Activity
Output the listing word for word, minus pictures.

━━━ Information supplied ━━━

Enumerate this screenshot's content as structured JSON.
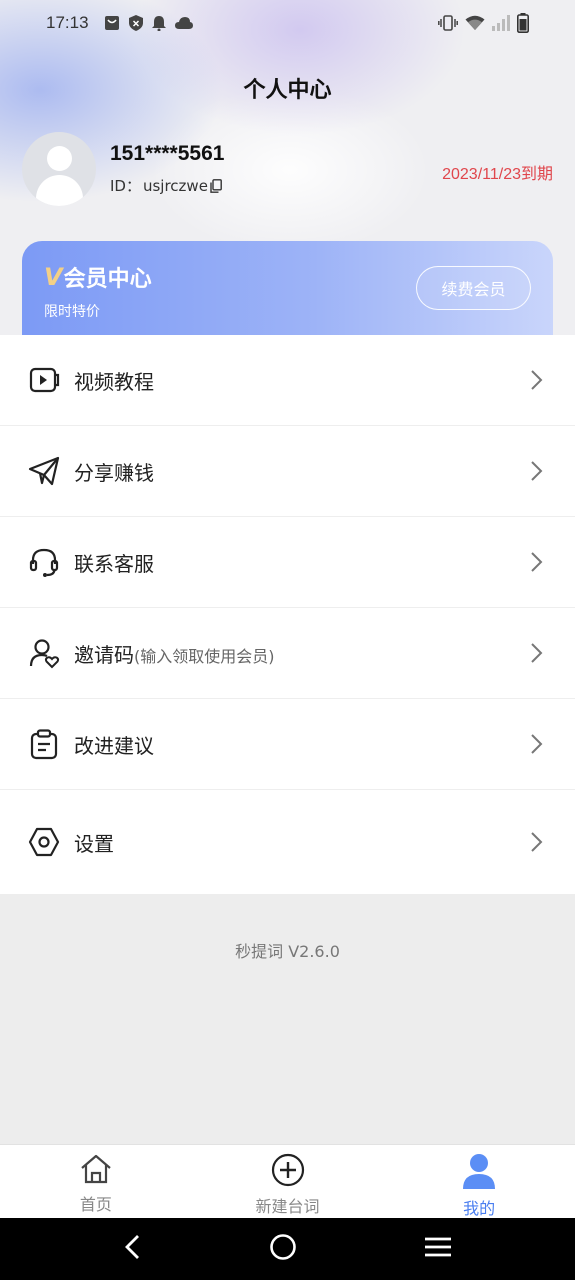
{
  "status_bar": {
    "time": "17:13",
    "icons": [
      "shopping-bag-icon",
      "shield-icon",
      "bell-icon",
      "cloud-icon",
      "vibrate-icon",
      "wifi-icon",
      "signal-icon",
      "battery-icon"
    ]
  },
  "header": {
    "title": "个人中心"
  },
  "profile": {
    "phone": "151****5561",
    "id_label": "ID：",
    "id_value": "usjrczwe",
    "expire": "2023/11/23到期"
  },
  "vip": {
    "badge": "V",
    "title": "会员中心",
    "subtitle": "限时特价",
    "renew_label": "续费会员"
  },
  "menu": {
    "items": [
      {
        "label": "视频教程",
        "hint": "",
        "icon": "video-play-icon"
      },
      {
        "label": "分享赚钱",
        "hint": "",
        "icon": "paper-plane-icon"
      },
      {
        "label": "联系客服",
        "hint": "",
        "icon": "headset-icon"
      },
      {
        "label": "邀请码",
        "hint": "(输入领取使用会员)",
        "icon": "user-heart-icon"
      },
      {
        "label": "改进建议",
        "hint": "",
        "icon": "clipboard-icon"
      },
      {
        "label": "设置",
        "hint": "",
        "icon": "hexagon-settings-icon"
      }
    ]
  },
  "version": "秒提词 V2.6.0",
  "tabbar": {
    "tabs": [
      {
        "label": "首页",
        "icon": "home-icon"
      },
      {
        "label": "新建台词",
        "icon": "plus-circle-icon"
      },
      {
        "label": "我的",
        "icon": "user-icon"
      }
    ],
    "active_index": 2
  },
  "colors": {
    "accent": "#4a7ef0",
    "expire_red": "#e0464c",
    "vip_gradient_start": "#7c9af5",
    "vip_gradient_end": "#c9d5fb"
  },
  "nav_icons": [
    "back-icon",
    "home-circle-icon",
    "menu-icon"
  ]
}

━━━

Expected answer
Enumerate this screenshot's content as structured JSON.
{
  "status_bar": {
    "time": "17:13",
    "icons": [
      "shopping-bag-icon",
      "shield-icon",
      "bell-icon",
      "cloud-icon",
      "vibrate-icon",
      "wifi-icon",
      "signal-icon",
      "battery-icon"
    ]
  },
  "header": {
    "title": "个人中心"
  },
  "profile": {
    "phone": "151****5561",
    "id_label": "ID：",
    "id_value": "usjrczwe",
    "expire": "2023/11/23到期"
  },
  "vip": {
    "badge": "V",
    "title": "会员中心",
    "subtitle": "限时特价",
    "renew_label": "续费会员"
  },
  "menu": {
    "items": [
      {
        "label": "视频教程",
        "hint": "",
        "icon": "video-play-icon"
      },
      {
        "label": "分享赚钱",
        "hint": "",
        "icon": "paper-plane-icon"
      },
      {
        "label": "联系客服",
        "hint": "",
        "icon": "headset-icon"
      },
      {
        "label": "邀请码",
        "hint": "(输入领取使用会员)",
        "icon": "user-heart-icon"
      },
      {
        "label": "改进建议",
        "hint": "",
        "icon": "clipboard-icon"
      },
      {
        "label": "设置",
        "hint": "",
        "icon": "hexagon-settings-icon"
      }
    ]
  },
  "version": "秒提词 V2.6.0",
  "tabbar": {
    "tabs": [
      {
        "label": "首页",
        "icon": "home-icon"
      },
      {
        "label": "新建台词",
        "icon": "plus-circle-icon"
      },
      {
        "label": "我的",
        "icon": "user-icon"
      }
    ],
    "active_index": 2
  },
  "colors": {
    "accent": "#4a7ef0",
    "expire_red": "#e0464c",
    "vip_gradient_start": "#7c9af5",
    "vip_gradient_end": "#c9d5fb"
  },
  "nav_icons": [
    "back-icon",
    "home-circle-icon",
    "menu-icon"
  ]
}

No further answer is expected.